The Big Five personality traits are a part of the personality theory and used to properly understand the relationship between academic behaviors and personality. These traits are openness, conscientiousness, extraversion, agreeableness, and neuroticism. Together, they represent the OCEAN acronym. While some consider the Big Five as positive traits, there are known negative sides in each member of the OCEAN. Oftentimes, the severe negative forms of these traits are associated with the Dark Triad personality traits.
Recently, digital photo company Nixplay conducted a study to determine which personality traits exhibited resilience in this pandemic. A total of 2,000 US adults were surveyed from August 27 to 28, 2020. They sought for the personality traits that showed signs of resilience in different forms. To do that, they tested the scores using the Big Five Personality Inventory and the Time Perspective Inventory. These measures were highly correlated to increased happiness, decreased loneliness, and the ability to cope during a pandemic. The results showed that people who scored high on the trait of emotional stability were most successful in handling COVID-19 stress.
"Our findings show that people who possess traits associated with stress resilience and adaptability are the ones coping best with the pandemic. Theories that the pandemic might somehow be affecting psychologically well-adjusted individuals more than others are simply not supported by the data," said Mark Palfreeman, CEO of Nixplay, quoted US magazine Psychology Today.

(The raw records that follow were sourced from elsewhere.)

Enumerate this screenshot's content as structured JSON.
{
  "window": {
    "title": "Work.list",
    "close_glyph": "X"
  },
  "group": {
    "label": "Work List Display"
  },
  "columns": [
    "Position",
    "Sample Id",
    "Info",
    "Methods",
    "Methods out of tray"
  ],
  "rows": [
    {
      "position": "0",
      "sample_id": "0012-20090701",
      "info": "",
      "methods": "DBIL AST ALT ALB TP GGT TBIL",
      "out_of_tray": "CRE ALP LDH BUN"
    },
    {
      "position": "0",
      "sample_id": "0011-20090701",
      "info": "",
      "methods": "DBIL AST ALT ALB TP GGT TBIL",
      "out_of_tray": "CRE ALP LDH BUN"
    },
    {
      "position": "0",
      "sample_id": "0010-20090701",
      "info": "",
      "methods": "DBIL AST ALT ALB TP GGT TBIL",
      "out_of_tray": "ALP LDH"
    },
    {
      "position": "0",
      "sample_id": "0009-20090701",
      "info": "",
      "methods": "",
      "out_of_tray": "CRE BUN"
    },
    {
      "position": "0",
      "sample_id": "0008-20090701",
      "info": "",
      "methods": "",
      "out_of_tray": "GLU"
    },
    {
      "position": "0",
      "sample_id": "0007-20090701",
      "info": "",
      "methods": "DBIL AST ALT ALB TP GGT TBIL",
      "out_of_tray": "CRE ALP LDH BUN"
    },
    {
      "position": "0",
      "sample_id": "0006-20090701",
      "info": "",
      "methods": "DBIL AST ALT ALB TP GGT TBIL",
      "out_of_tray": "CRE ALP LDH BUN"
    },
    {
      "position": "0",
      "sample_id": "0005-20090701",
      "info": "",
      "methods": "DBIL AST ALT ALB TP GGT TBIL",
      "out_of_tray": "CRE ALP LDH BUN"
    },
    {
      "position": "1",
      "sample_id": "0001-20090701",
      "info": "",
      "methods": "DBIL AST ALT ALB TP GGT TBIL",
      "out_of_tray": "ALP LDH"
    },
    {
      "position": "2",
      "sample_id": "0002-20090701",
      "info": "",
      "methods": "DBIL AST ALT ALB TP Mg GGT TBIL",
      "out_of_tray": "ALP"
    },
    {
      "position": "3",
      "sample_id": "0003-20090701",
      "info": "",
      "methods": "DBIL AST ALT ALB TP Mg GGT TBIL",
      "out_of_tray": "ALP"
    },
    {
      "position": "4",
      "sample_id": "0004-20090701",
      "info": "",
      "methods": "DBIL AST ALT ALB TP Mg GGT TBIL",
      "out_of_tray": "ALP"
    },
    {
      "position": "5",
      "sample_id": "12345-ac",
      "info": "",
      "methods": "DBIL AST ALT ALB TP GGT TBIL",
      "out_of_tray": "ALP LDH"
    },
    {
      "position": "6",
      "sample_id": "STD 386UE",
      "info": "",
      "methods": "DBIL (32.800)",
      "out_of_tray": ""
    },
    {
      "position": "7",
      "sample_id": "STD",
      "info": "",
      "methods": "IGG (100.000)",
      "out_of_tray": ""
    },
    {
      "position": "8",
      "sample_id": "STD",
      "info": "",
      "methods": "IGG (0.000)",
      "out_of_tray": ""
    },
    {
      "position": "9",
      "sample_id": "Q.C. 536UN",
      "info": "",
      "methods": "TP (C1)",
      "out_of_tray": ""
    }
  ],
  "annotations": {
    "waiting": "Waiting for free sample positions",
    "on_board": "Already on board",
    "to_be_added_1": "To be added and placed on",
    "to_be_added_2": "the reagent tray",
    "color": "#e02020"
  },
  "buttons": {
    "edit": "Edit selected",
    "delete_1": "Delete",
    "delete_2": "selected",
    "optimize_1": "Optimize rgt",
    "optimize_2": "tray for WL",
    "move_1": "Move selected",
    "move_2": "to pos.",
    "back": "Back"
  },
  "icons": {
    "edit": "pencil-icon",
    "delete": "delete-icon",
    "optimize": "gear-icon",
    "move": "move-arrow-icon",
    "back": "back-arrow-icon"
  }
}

The scores also revealed the other three personality traits with high resilience during a pandemic. The first is the emotional stability trait. It refers to the ability to be emotionally stable and less prone to feeling nervous during stressful events. Due to being stable from within, the trait significantly reduces the impact of COVID-19 stress, which reflects its excellent psychological resilience in the pandemic. People who scored low in this trait are likely the most lonely and unhappy during this global crisis.
The second is the future-positive trait. It refers to a person who is goal-oriented and hard-working. Their positivity is directed toward the future, enabling them to divert mental energy to plan for a brighter tomorrow. A high score in this trait prevents the person from wasting mental energy in doubts and uncertainties. But that may cost them in their personal relationships. The future-positive trait is driven by professional goals, which provide resilience in this pandemic. It redirects the energy from frustration to productive actions.
The third is the past-positive trait. It refers to a person who had enjoyable past experiences in life. They often reminisce about positive past events and remain in contact with friends and loved ones. When they reminisce in those events, a positive vibe is created and it shields them from COVID-19 stress. Though, it is unknown how strong this protective effect is among different individuals with the same trait. This is because reminiscing may lead to a desire for different outcomes. Some past-positive people wish for other outcomes that make them prone to loneliness and unhappiness.
And finally, the fourth trait is extraversion. Normally, introversion is more resilient than extraversion because of low social needs. But the Nixplay survey did not observe that default. Extroverts have a higher chance to experience positive moods than introverts, despite having a greater need for socialization. That helps extroverts to maintain positive thinking and feelings more frequently than introverts.
Researchers concluded that reframing negative moods to positive ones could help people cope during this pandemic. Also, acceptance that some things are out of one's control and seeking comfort in religious or spiritual activities can reinforce mental resilience.